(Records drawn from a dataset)

-=-=-

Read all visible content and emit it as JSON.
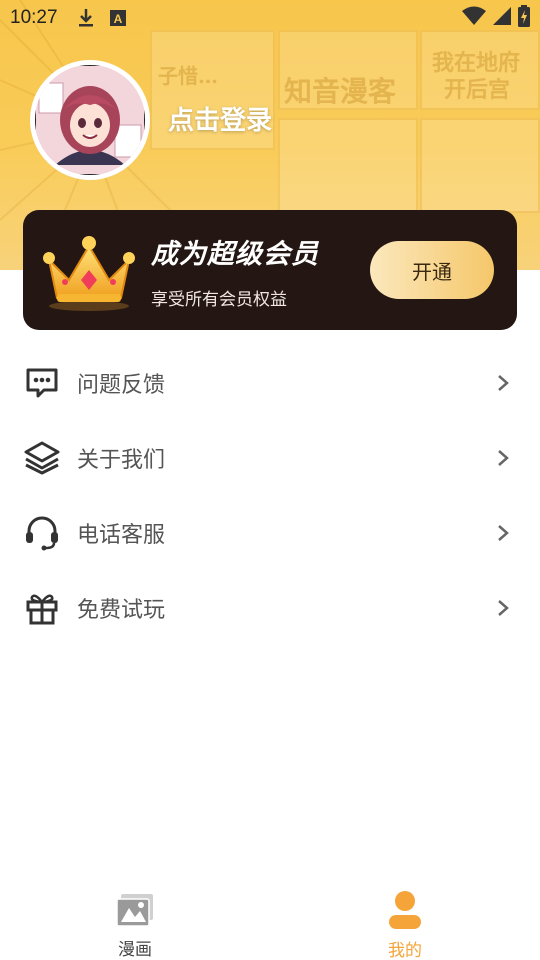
{
  "status_bar": {
    "time": "10:27",
    "icons": [
      "download-icon",
      "a-badge-icon",
      "wifi-icon",
      "signal-icon",
      "battery-icon"
    ]
  },
  "hero": {
    "background_color": "#f8c850",
    "decor_texts": [
      "子惜…",
      "知音漫客",
      "我在地府",
      "开后宫"
    ]
  },
  "profile": {
    "login_label": "点击登录",
    "avatar": "avatar-anime-girl"
  },
  "vip": {
    "title": "成为超级会员",
    "subtitle": "享受所有会员权益",
    "button_label": "开通",
    "crown_icon": "crown-icon",
    "card_color": "#241612",
    "button_gradient": [
      "#fbe8bd",
      "#f5c76a"
    ]
  },
  "menu": {
    "items": [
      {
        "label": "问题反馈",
        "icon": "chat-bubble-icon"
      },
      {
        "label": "关于我们",
        "icon": "layers-icon"
      },
      {
        "label": "电话客服",
        "icon": "headset-icon"
      },
      {
        "label": "免费试玩",
        "icon": "gift-icon"
      }
    ]
  },
  "bottom_nav": {
    "items": [
      {
        "label": "漫画",
        "icon": "comic-image-icon",
        "active": false
      },
      {
        "label": "我的",
        "icon": "user-icon",
        "active": true
      }
    ],
    "active_color": "#f5a43a"
  }
}
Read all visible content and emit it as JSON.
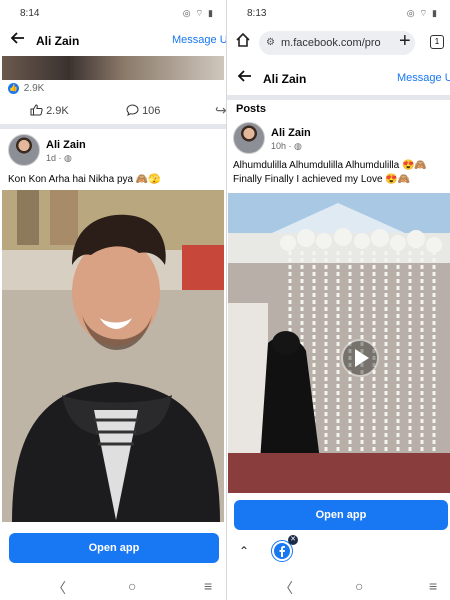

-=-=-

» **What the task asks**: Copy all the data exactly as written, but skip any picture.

» **Result**:
Read all visible content and emit it as JSON.
{
  "status_bar": {
    "time": "10:27",
    "icons": [
      "download-icon",
      "a-badge-icon",
      "wifi-icon",
      "signal-icon",
      "battery-icon"
    ]
  },
  "hero": {
    "background_color": "#f8c850",
    "decor_texts": [
      "子惜…",
      "知音漫客",
      "我在地府",
      "开后宫"
    ]
  },
  "profile": {
    "login_label": "点击登录",
    "avatar": "avatar-anime-girl"
  },
  "vip": {
    "title": "成为超级会员",
    "subtitle": "享受所有会员权益",
    "button_label": "开通",
    "crown_icon": "crown-icon",
    "card_color": "#241612",
    "button_gradient": [
      "#fbe8bd",
      "#f5c76a"
    ]
  },
  "menu": {
    "items": [
      {
        "label": "问题反馈",
        "icon": "chat-bubble-icon"
      },
      {
        "label": "关于我们",
        "icon": "layers-icon"
      },
      {
        "label": "电话客服",
        "icon": "headset-icon"
      },
      {
        "label": "免费试玩",
        "icon": "gift-icon"
      }
    ]
  },
  "bottom_nav": {
    "items": [
      {
        "label": "漫画",
        "icon": "comic-image-icon",
        "active": false
      },
      {
        "label": "我的",
        "icon": "user-icon",
        "active": true
      }
    ],
    "active_color": "#f5a43a"
  }
}
Read all visible content and emit it as JSON.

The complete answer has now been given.